Rabba provided ghee and rose water for the balaleet. Eric’s other ingredients came from Bulk Barn (notably $10 saffron, which Eric has been dying to buy) and our great local Freshco.
Sometimes, for whatever reason, a recipe may not translate perfectly to our kitchen. This may be due to a difference in equipment or technique, specificities of ingredients, or even climate (in the case of ablo bread for the Togo assignment). We have to trust our kitchen know-how at times and reassess a recipe when needed. This was the case for the balaleet, which called for 1 cup of oil and 3.5 tablespoons of butter to be used on 4 ounces of pasta. It sounded like a lot to Eric, and even after cutting the oil by half, he still ended up with a very oily — albeit still fairly tasty — dish. The flavour was very unique, and the texture of the noodles was pleasant, but if we were to remake this dish, our cup of oil would be replaced by a tablespoon or two.
Eric also ran into problems with the mung beans for the mumawwash — they were still as hard as pebbles after the allotted cooking time. He had to triple the time to get them soft. In the end, the dish was delicious, though, with the primary flavours being turmeric and saffron. The shrimp on top were meant to be dried, but we have both found dried shrimp too salty in the past, so Eric opted to bake fresh shrimp. They were spiced with a little parsley, and they were juicy and meaty — the perfect topper for the mumawwash.
I don’t like coffee — even though I had to fake it for years when I worked at Starbucks — but this spiced coffee was exceptional.

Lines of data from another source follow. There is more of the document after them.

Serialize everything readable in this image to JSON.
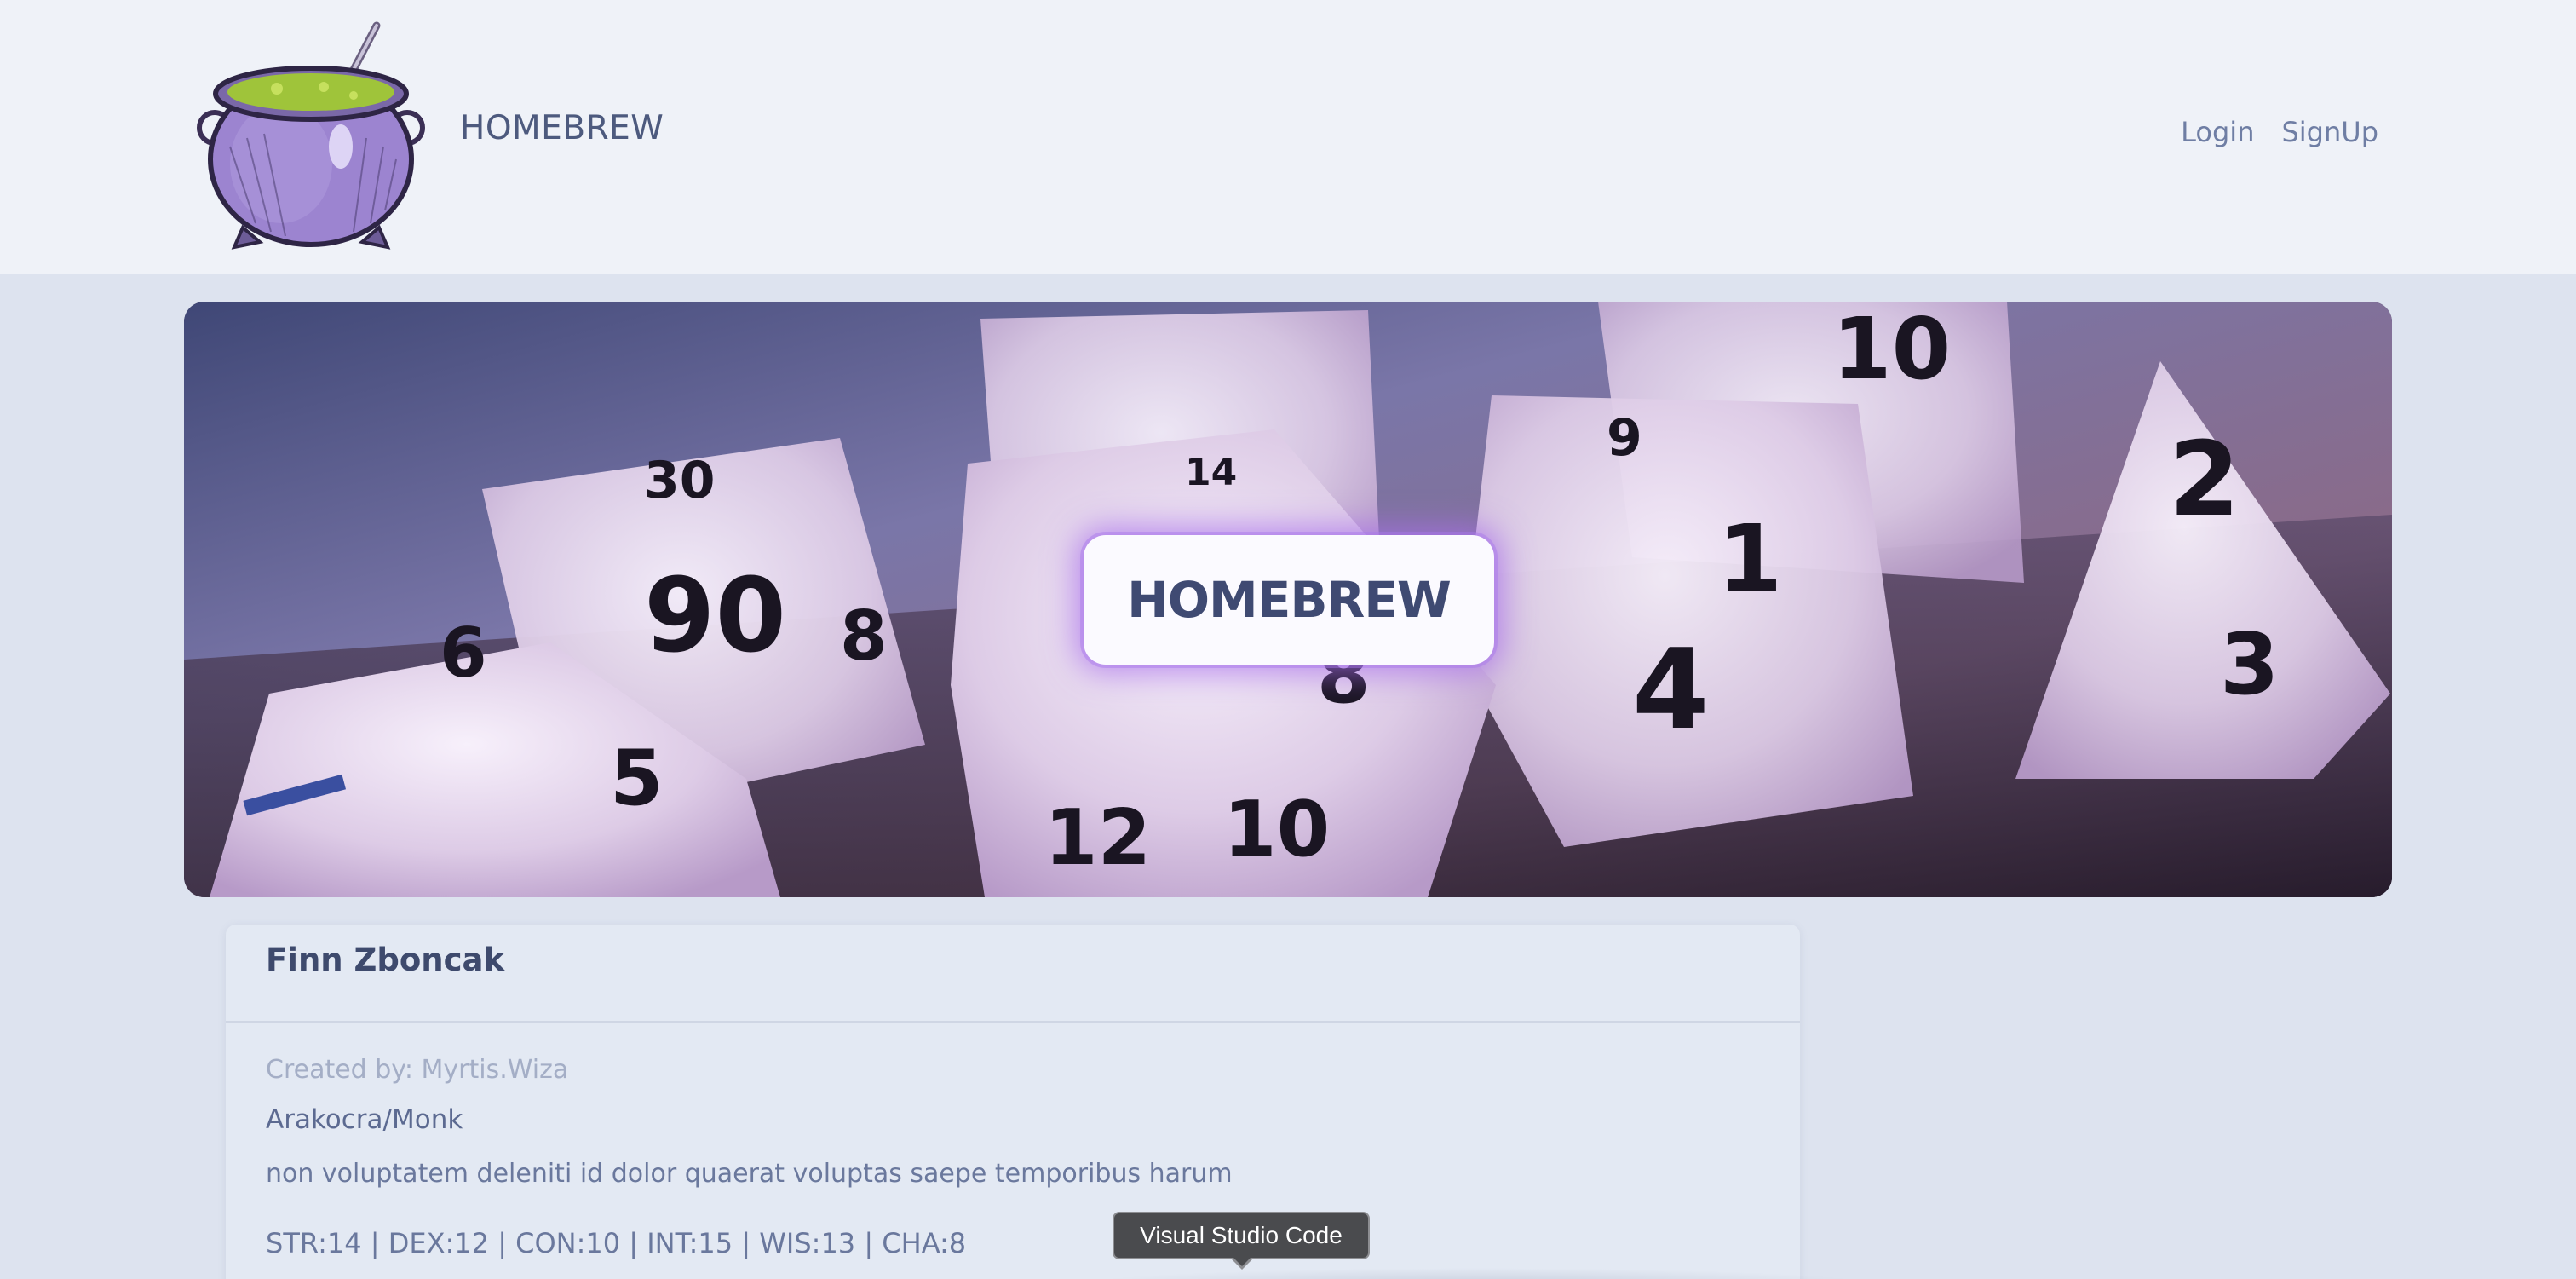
{
  "navbar": {
    "brand": "HOMEBREW",
    "links": [
      {
        "label": "Login"
      },
      {
        "label": "SignUp"
      }
    ]
  },
  "hero": {
    "badge_text": "HOMEBREW",
    "image": "purple-dice-banner"
  },
  "character": {
    "name": "Finn Zboncak",
    "created_by": "Created by: Myrtis.Wiza",
    "race_class": "Arakocra/Monk",
    "description": "non voluptatem deleniti id dolor quaerat voluptas saepe temporibus harum",
    "stats": "STR:14 | DEX:12 | CON:10 | INT:15 | WIS:13 | CHA:8"
  },
  "tooltip": {
    "text": "Visual Studio Code"
  },
  "colors": {
    "page_bg": "#dde3ef",
    "navbar_bg": "#eff2f8",
    "card_bg": "#e3e9f3",
    "badge_glow": "#a86eeb",
    "text_primary": "#3e4a6d",
    "text_muted": "#a4aec6"
  }
}
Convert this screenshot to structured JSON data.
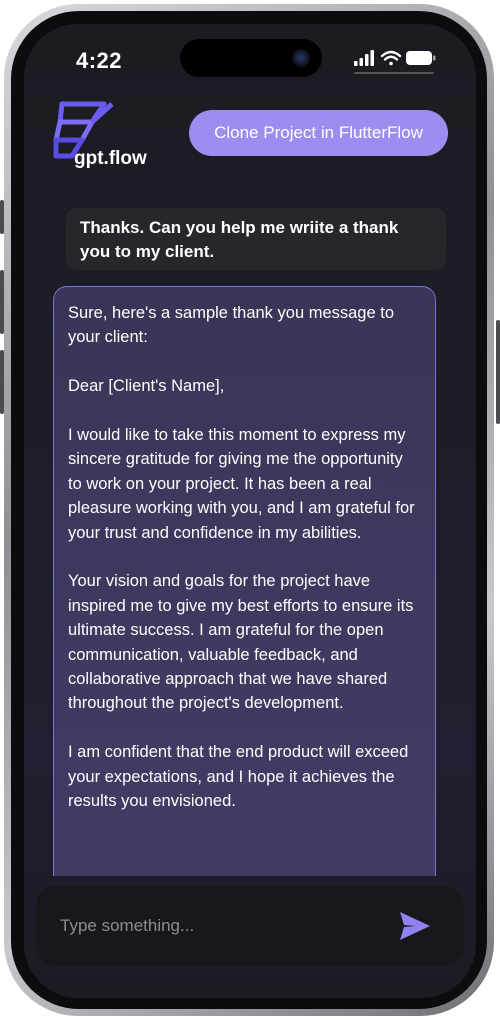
{
  "status_bar": {
    "time": "4:22",
    "icons": [
      "signal-icon",
      "wifi-icon",
      "battery-icon"
    ]
  },
  "header": {
    "brand_name": "gpt.flow",
    "logo_icon": "gpt-flow-logo-icon",
    "clone_button_label": "Clone Project in FlutterFlow"
  },
  "chat": {
    "messages": [
      {
        "role": "user",
        "text": "Thanks. Can you help me wriite a thank you to my client."
      },
      {
        "role": "assistant",
        "paragraphs": [
          "Sure, here's a sample thank you message to your client:",
          "Dear [Client's Name],",
          "I would like to take this moment to express my sincere gratitude for giving me the opportunity to work on your project. It has been a real pleasure working with you, and I am grateful for your trust and confidence in my abilities.",
          "Your vision and goals for the project have inspired me to give my best efforts to ensure its ultimate success. I am grateful for the open communication, valuable feedback, and collaborative approach that we have shared throughout the project's development.",
          "I am confident that the end product will exceed your expectations, and I hope it achieves the results you envisioned."
        ]
      }
    ]
  },
  "composer": {
    "placeholder": "Type something...",
    "value": "",
    "send_icon": "send-icon"
  },
  "colors": {
    "accent": "#9b8ef0",
    "bubble_border": "#7b73d6",
    "send": "#8f82f2"
  }
}
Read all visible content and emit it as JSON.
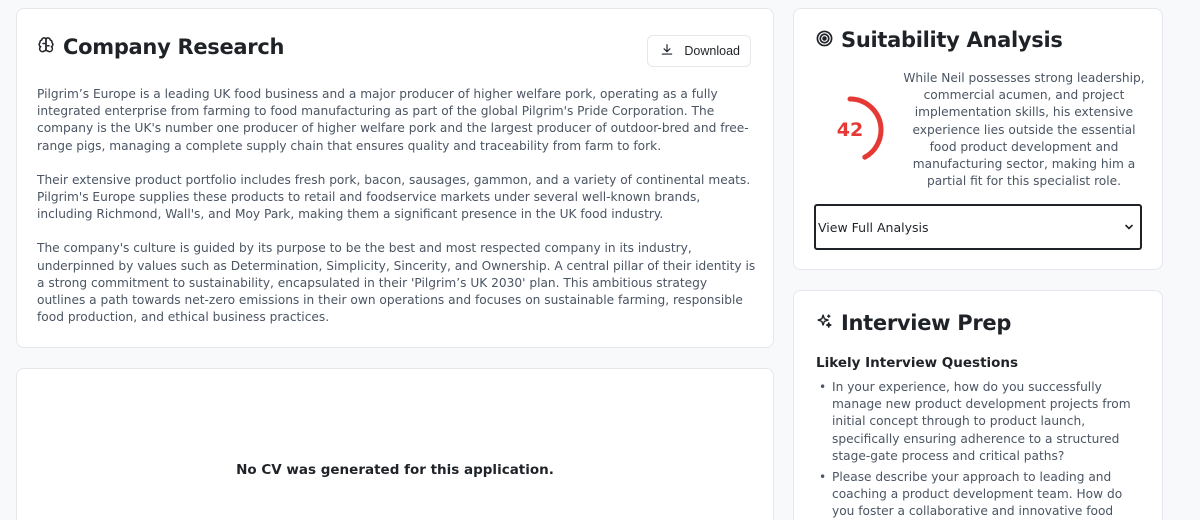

Eric served our cups with dates alongside, and we finished our Bahraini meal with hot coffee and sweet, sticky dates.
Disclaimer: I’m not a professional chef. I’m just a passionate cook with a curiosity for flavours I’ve never tried. For great recipes from gifted local cooks, follow the links above.